Interface dataset entries —
=-=-=-=-=

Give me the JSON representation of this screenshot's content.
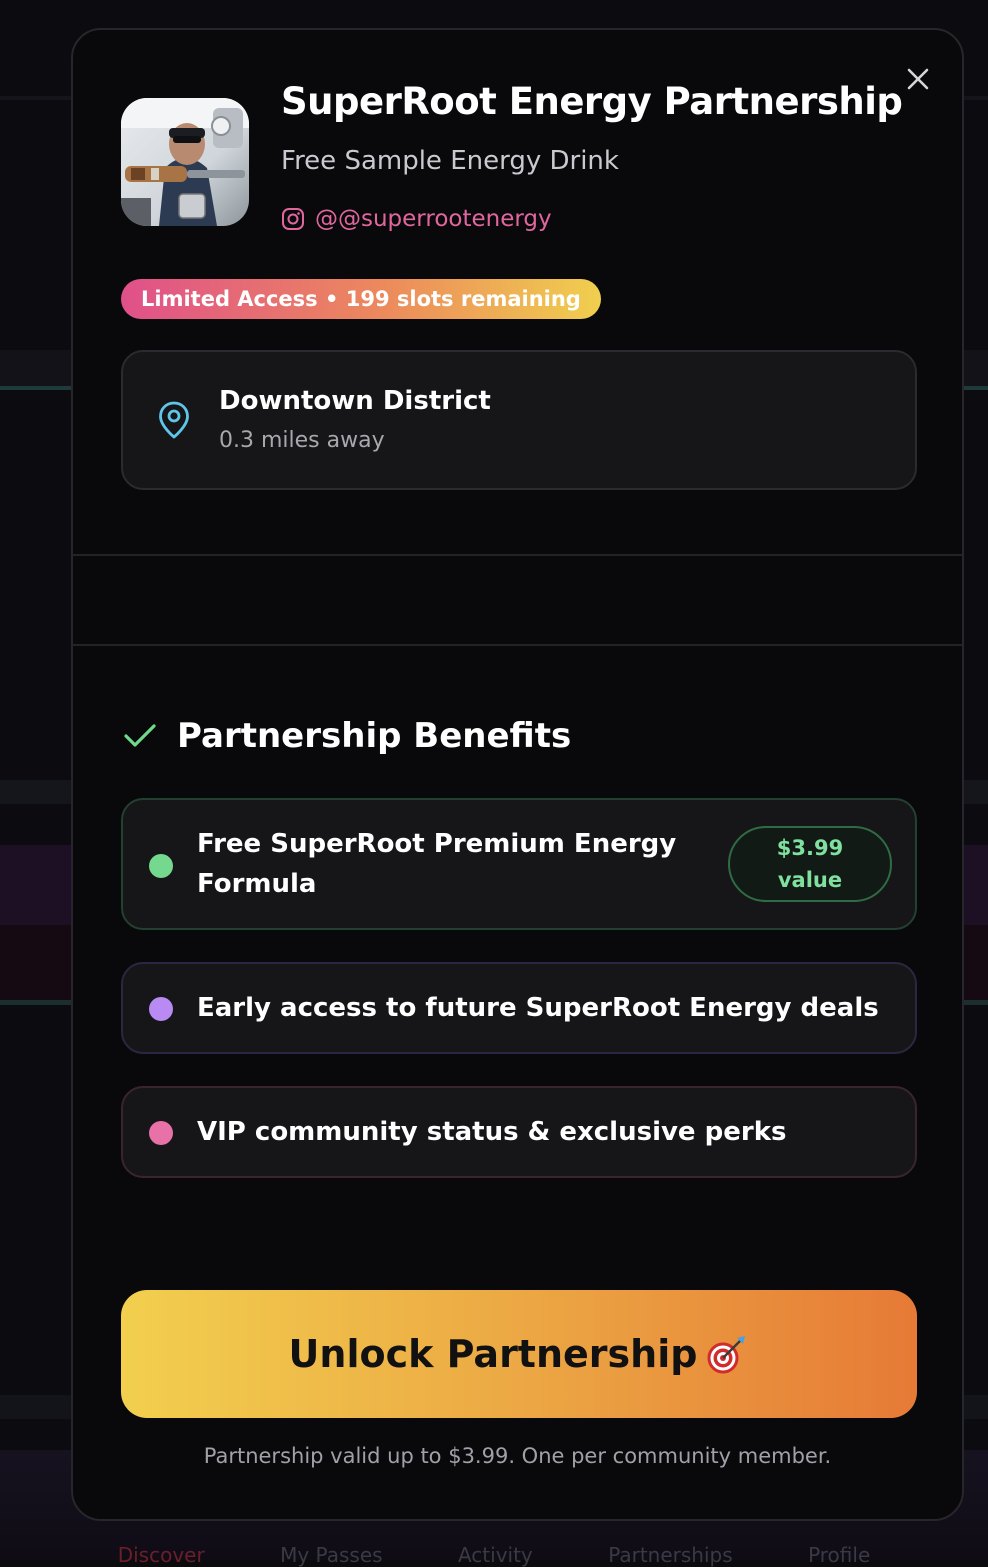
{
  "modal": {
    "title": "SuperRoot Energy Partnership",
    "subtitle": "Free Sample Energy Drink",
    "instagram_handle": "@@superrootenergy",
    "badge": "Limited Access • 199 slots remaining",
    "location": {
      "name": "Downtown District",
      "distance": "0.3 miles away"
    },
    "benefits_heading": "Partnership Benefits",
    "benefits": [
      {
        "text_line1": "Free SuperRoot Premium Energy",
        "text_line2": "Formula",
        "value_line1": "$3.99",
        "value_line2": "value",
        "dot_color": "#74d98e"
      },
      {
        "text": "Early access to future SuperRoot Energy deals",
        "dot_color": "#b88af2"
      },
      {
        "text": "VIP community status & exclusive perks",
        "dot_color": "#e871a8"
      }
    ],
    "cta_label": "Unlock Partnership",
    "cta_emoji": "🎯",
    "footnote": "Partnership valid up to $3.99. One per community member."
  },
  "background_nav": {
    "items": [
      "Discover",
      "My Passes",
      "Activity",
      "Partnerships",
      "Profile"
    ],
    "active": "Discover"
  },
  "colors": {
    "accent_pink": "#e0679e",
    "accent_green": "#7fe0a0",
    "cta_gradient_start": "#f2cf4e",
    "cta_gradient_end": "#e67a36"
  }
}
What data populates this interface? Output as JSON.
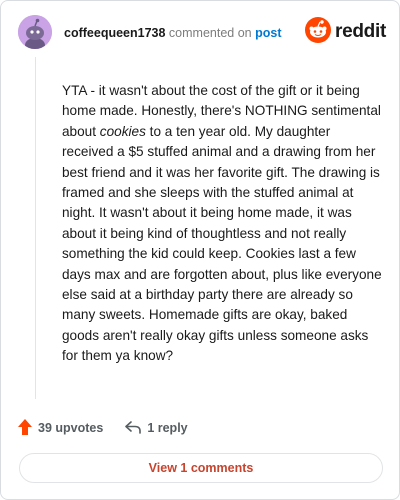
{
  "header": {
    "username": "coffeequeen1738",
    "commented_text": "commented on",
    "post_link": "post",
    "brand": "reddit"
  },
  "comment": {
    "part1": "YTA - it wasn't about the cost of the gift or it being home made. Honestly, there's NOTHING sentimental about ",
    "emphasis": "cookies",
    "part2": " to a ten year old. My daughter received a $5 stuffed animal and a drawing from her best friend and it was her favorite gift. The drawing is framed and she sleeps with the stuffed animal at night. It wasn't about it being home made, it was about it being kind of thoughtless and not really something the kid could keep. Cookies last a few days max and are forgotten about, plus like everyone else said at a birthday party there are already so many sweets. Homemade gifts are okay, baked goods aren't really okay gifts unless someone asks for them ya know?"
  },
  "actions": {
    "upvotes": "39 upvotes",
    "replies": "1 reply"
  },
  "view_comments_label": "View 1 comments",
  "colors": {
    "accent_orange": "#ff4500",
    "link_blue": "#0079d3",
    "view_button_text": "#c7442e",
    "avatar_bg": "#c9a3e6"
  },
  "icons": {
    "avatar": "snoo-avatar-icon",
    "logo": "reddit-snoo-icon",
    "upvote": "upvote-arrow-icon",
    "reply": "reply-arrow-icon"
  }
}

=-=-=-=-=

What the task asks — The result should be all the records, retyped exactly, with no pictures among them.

Exercise output —
Give me the JSON representation of this screenshot's content.
{
  "modal": {
    "title": "SuperRoot Energy Partnership",
    "subtitle": "Free Sample Energy Drink",
    "instagram_handle": "@@superrootenergy",
    "badge": "Limited Access • 199 slots remaining",
    "location": {
      "name": "Downtown District",
      "distance": "0.3 miles away"
    },
    "benefits_heading": "Partnership Benefits",
    "benefits": [
      {
        "text_line1": "Free SuperRoot Premium Energy",
        "text_line2": "Formula",
        "value_line1": "$3.99",
        "value_line2": "value",
        "dot_color": "#74d98e"
      },
      {
        "text": "Early access to future SuperRoot Energy deals",
        "dot_color": "#b88af2"
      },
      {
        "text": "VIP community status & exclusive perks",
        "dot_color": "#e871a8"
      }
    ],
    "cta_label": "Unlock Partnership",
    "cta_emoji": "🎯",
    "footnote": "Partnership valid up to $3.99. One per community member."
  },
  "background_nav": {
    "items": [
      "Discover",
      "My Passes",
      "Activity",
      "Partnerships",
      "Profile"
    ],
    "active": "Discover"
  },
  "colors": {
    "accent_pink": "#e0679e",
    "accent_green": "#7fe0a0",
    "cta_gradient_start": "#f2cf4e",
    "cta_gradient_end": "#e67a36"
  }
}
What data populates this interface? Output as JSON.
{
  "header": {
    "username": "coffeequeen1738",
    "commented_text": "commented on",
    "post_link": "post",
    "brand": "reddit"
  },
  "comment": {
    "part1": "YTA - it wasn't about the cost of the gift or it being home made. Honestly, there's NOTHING sentimental about ",
    "emphasis": "cookies",
    "part2": " to a ten year old. My daughter received a $5 stuffed animal and a drawing from her best friend and it was her favorite gift. The drawing is framed and she sleeps with the stuffed animal at night. It wasn't about it being home made, it was about it being kind of thoughtless and not really something the kid could keep. Cookies last a few days max and are forgotten about, plus like everyone else said at a birthday party there are already so many sweets. Homemade gifts are okay, baked goods aren't really okay gifts unless someone asks for them ya know?"
  },
  "actions": {
    "upvotes": "39 upvotes",
    "replies": "1 reply"
  },
  "view_comments_label": "View 1 comments",
  "colors": {
    "accent_orange": "#ff4500",
    "link_blue": "#0079d3",
    "view_button_text": "#c7442e",
    "avatar_bg": "#c9a3e6"
  },
  "icons": {
    "avatar": "snoo-avatar-icon",
    "logo": "reddit-snoo-icon",
    "upvote": "upvote-arrow-icon",
    "reply": "reply-arrow-icon"
  }
}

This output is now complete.